## WORK TO COMPLETE:
Every entry below needs to be copied exactly.
------------------------------------
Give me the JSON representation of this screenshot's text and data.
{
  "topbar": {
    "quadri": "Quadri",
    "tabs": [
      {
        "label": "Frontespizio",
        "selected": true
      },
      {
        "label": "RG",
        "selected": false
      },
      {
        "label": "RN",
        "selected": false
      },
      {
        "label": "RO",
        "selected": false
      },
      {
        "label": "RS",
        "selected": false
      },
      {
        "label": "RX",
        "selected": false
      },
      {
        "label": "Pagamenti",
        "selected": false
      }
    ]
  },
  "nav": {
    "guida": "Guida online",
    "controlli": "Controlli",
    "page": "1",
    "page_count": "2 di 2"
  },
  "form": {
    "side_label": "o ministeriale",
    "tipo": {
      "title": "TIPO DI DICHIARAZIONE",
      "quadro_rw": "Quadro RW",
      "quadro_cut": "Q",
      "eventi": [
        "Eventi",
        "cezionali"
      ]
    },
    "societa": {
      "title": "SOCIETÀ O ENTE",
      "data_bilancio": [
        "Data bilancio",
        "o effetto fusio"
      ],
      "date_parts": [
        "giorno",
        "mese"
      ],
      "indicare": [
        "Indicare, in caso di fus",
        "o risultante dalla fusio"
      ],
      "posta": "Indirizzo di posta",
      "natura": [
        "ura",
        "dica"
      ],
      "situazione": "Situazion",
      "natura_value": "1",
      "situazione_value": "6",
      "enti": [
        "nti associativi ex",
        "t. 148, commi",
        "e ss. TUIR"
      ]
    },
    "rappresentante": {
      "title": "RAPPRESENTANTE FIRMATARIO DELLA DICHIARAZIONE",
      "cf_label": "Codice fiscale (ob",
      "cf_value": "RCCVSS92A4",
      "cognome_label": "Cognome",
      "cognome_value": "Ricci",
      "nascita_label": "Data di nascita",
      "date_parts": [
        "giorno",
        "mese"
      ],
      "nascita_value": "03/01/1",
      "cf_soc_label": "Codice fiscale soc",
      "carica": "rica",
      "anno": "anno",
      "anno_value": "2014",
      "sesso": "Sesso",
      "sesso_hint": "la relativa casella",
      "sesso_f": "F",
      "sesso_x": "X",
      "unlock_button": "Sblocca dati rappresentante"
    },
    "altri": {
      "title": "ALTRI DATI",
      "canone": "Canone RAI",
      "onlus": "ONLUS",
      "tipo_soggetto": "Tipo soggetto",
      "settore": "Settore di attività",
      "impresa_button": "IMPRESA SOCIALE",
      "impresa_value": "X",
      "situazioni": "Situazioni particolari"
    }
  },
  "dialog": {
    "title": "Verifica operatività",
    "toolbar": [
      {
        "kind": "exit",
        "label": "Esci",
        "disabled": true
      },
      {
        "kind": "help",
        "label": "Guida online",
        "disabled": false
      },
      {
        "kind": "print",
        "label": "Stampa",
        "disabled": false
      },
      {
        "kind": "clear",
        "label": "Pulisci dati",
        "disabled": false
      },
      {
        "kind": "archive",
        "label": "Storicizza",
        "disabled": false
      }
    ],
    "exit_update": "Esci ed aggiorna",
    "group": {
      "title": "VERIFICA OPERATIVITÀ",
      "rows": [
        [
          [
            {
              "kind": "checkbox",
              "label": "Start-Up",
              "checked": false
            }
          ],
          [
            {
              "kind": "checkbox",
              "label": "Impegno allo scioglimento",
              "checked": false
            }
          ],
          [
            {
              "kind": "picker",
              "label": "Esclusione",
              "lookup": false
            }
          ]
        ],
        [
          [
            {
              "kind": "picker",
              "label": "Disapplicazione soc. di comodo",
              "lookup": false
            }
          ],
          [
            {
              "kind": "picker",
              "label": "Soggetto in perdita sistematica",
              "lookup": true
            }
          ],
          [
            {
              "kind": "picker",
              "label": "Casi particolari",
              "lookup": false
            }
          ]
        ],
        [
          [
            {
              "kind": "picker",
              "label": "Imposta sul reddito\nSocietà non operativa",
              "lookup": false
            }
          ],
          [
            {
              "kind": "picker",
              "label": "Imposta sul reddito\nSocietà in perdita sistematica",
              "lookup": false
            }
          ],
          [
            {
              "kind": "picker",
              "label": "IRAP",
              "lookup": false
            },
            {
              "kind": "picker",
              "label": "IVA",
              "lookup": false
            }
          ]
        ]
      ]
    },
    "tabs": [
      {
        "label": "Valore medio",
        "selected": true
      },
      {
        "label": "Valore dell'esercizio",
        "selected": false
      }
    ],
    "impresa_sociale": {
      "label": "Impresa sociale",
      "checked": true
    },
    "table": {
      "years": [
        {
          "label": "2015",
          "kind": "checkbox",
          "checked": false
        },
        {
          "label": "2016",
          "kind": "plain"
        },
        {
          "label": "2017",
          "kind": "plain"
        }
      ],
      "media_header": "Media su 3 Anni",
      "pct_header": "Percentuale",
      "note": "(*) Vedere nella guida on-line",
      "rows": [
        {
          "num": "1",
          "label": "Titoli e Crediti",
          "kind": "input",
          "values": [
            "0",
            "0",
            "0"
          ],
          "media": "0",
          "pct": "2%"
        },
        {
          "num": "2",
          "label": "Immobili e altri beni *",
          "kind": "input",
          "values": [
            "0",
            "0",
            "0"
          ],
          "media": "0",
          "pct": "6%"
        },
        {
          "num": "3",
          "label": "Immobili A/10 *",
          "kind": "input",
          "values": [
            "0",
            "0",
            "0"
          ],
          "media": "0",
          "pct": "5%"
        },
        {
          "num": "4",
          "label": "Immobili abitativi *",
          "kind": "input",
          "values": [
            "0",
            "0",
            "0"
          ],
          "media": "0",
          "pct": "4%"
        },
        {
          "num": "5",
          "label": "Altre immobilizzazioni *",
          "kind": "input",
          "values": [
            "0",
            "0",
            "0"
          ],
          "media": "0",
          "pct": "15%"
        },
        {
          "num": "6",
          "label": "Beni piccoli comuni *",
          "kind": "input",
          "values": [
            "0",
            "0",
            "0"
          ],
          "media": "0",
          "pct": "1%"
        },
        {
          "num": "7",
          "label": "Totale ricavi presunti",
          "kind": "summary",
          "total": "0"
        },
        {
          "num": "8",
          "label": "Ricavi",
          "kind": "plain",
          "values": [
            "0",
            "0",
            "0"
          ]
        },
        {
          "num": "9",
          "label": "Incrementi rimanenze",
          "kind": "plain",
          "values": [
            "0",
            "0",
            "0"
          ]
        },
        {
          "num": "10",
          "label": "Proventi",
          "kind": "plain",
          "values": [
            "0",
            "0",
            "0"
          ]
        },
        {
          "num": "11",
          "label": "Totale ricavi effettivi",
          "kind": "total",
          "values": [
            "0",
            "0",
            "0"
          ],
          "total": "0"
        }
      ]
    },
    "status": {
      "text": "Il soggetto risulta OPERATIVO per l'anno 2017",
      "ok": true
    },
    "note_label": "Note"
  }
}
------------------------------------
## WRITTEN RESPONSE:
Give me the JSON representation of this screenshot's text and data.
{
  "topbar": {
    "quadri": "Quadri",
    "tabs": [
      {
        "label": "Frontespizio",
        "selected": true
      },
      {
        "label": "RG",
        "selected": false
      },
      {
        "label": "RN",
        "selected": false
      },
      {
        "label": "RO",
        "selected": false
      },
      {
        "label": "RS",
        "selected": false
      },
      {
        "label": "RX",
        "selected": false
      },
      {
        "label": "Pagamenti",
        "selected": false
      }
    ]
  },
  "nav": {
    "guida": "Guida online",
    "controlli": "Controlli",
    "page": "1",
    "page_count": "2 di 2"
  },
  "form": {
    "side_label": "o ministeriale",
    "tipo": {
      "title": "TIPO DI DICHIARAZIONE",
      "quadro_rw": "Quadro RW",
      "quadro_cut": "Q",
      "eventi": [
        "Eventi",
        "cezionali"
      ]
    },
    "societa": {
      "title": "SOCIETÀ O ENTE",
      "data_bilancio": [
        "Data bilancio",
        "o effetto fusio"
      ],
      "date_parts": [
        "giorno",
        "mese"
      ],
      "indicare": [
        "Indicare, in caso di fus",
        "o risultante dalla fusio"
      ],
      "posta": "Indirizzo di posta",
      "natura": [
        "ura",
        "dica"
      ],
      "situazione": "Situazion",
      "natura_value": "1",
      "situazione_value": "6",
      "enti": [
        "nti associativi ex",
        "t. 148, commi",
        "e ss. TUIR"
      ]
    },
    "rappresentante": {
      "title": "RAPPRESENTANTE FIRMATARIO DELLA DICHIARAZIONE",
      "cf_label": "Codice fiscale (ob",
      "cf_value": "RCCVSS92A4",
      "cognome_label": "Cognome",
      "cognome_value": "Ricci",
      "nascita_label": "Data di nascita",
      "date_parts": [
        "giorno",
        "mese"
      ],
      "nascita_value": "03/01/1",
      "cf_soc_label": "Codice fiscale soc",
      "carica": "rica",
      "anno": "anno",
      "anno_value": "2014",
      "sesso": "Sesso",
      "sesso_hint": "la relativa casella",
      "sesso_f": "F",
      "sesso_x": "X",
      "unlock_button": "Sblocca dati rappresentante"
    },
    "altri": {
      "title": "ALTRI DATI",
      "canone": "Canone RAI",
      "onlus": "ONLUS",
      "tipo_soggetto": "Tipo soggetto",
      "settore": "Settore di attività",
      "impresa_button": "IMPRESA SOCIALE",
      "impresa_value": "X",
      "situazioni": "Situazioni particolari"
    }
  },
  "dialog": {
    "title": "Verifica operatività",
    "toolbar": [
      {
        "kind": "exit",
        "label": "Esci",
        "disabled": true
      },
      {
        "kind": "help",
        "label": "Guida online",
        "disabled": false
      },
      {
        "kind": "print",
        "label": "Stampa",
        "disabled": false
      },
      {
        "kind": "clear",
        "label": "Pulisci dati",
        "disabled": false
      },
      {
        "kind": "archive",
        "label": "Storicizza",
        "disabled": false
      }
    ],
    "exit_update": "Esci ed aggiorna",
    "group": {
      "title": "VERIFICA OPERATIVITÀ",
      "rows": [
        [
          [
            {
              "kind": "checkbox",
              "label": "Start-Up",
              "checked": false
            }
          ],
          [
            {
              "kind": "checkbox",
              "label": "Impegno allo scioglimento",
              "checked": false
            }
          ],
          [
            {
              "kind": "picker",
              "label": "Esclusione",
              "lookup": false
            }
          ]
        ],
        [
          [
            {
              "kind": "picker",
              "label": "Disapplicazione soc. di comodo",
              "lookup": false
            }
          ],
          [
            {
              "kind": "picker",
              "label": "Soggetto in perdita sistematica",
              "lookup": true
            }
          ],
          [
            {
              "kind": "picker",
              "label": "Casi particolari",
              "lookup": false
            }
          ]
        ],
        [
          [
            {
              "kind": "picker",
              "label": "Imposta sul reddito\nSocietà non operativa",
              "lookup": false
            }
          ],
          [
            {
              "kind": "picker",
              "label": "Imposta sul reddito\nSocietà in perdita sistematica",
              "lookup": false
            }
          ],
          [
            {
              "kind": "picker",
              "label": "IRAP",
              "lookup": false
            },
            {
              "kind": "picker",
              "label": "IVA",
              "lookup": false
            }
          ]
        ]
      ]
    },
    "tabs": [
      {
        "label": "Valore medio",
        "selected": true
      },
      {
        "label": "Valore dell'esercizio",
        "selected": false
      }
    ],
    "impresa_sociale": {
      "label": "Impresa sociale",
      "checked": true
    },
    "table": {
      "years": [
        {
          "label": "2015",
          "kind": "checkbox",
          "checked": false
        },
        {
          "label": "2016",
          "kind": "plain"
        },
        {
          "label": "2017",
          "kind": "plain"
        }
      ],
      "media_header": "Media su 3 Anni",
      "pct_header": "Percentuale",
      "note": "(*) Vedere nella guida on-line",
      "rows": [
        {
          "num": "1",
          "label": "Titoli e Crediti",
          "kind": "input",
          "values": [
            "0",
            "0",
            "0"
          ],
          "media": "0",
          "pct": "2%"
        },
        {
          "num": "2",
          "label": "Immobili e altri beni *",
          "kind": "input",
          "values": [
            "0",
            "0",
            "0"
          ],
          "media": "0",
          "pct": "6%"
        },
        {
          "num": "3",
          "label": "Immobili A/10 *",
          "kind": "input",
          "values": [
            "0",
            "0",
            "0"
          ],
          "media": "0",
          "pct": "5%"
        },
        {
          "num": "4",
          "label": "Immobili abitativi *",
          "kind": "input",
          "values": [
            "0",
            "0",
            "0"
          ],
          "media": "0",
          "pct": "4%"
        },
        {
          "num": "5",
          "label": "Altre immobilizzazioni *",
          "kind": "input",
          "values": [
            "0",
            "0",
            "0"
          ],
          "media": "0",
          "pct": "15%"
        },
        {
          "num": "6",
          "label": "Beni piccoli comuni *",
          "kind": "input",
          "values": [
            "0",
            "0",
            "0"
          ],
          "media": "0",
          "pct": "1%"
        },
        {
          "num": "7",
          "label": "Totale ricavi presunti",
          "kind": "summary",
          "total": "0"
        },
        {
          "num": "8",
          "label": "Ricavi",
          "kind": "plain",
          "values": [
            "0",
            "0",
            "0"
          ]
        },
        {
          "num": "9",
          "label": "Incrementi rimanenze",
          "kind": "plain",
          "values": [
            "0",
            "0",
            "0"
          ]
        },
        {
          "num": "10",
          "label": "Proventi",
          "kind": "plain",
          "values": [
            "0",
            "0",
            "0"
          ]
        },
        {
          "num": "11",
          "label": "Totale ricavi effettivi",
          "kind": "total",
          "values": [
            "0",
            "0",
            "0"
          ],
          "total": "0"
        }
      ]
    },
    "status": {
      "text": "Il soggetto risulta OPERATIVO per l'anno 2017",
      "ok": true
    },
    "note_label": "Note"
  }
}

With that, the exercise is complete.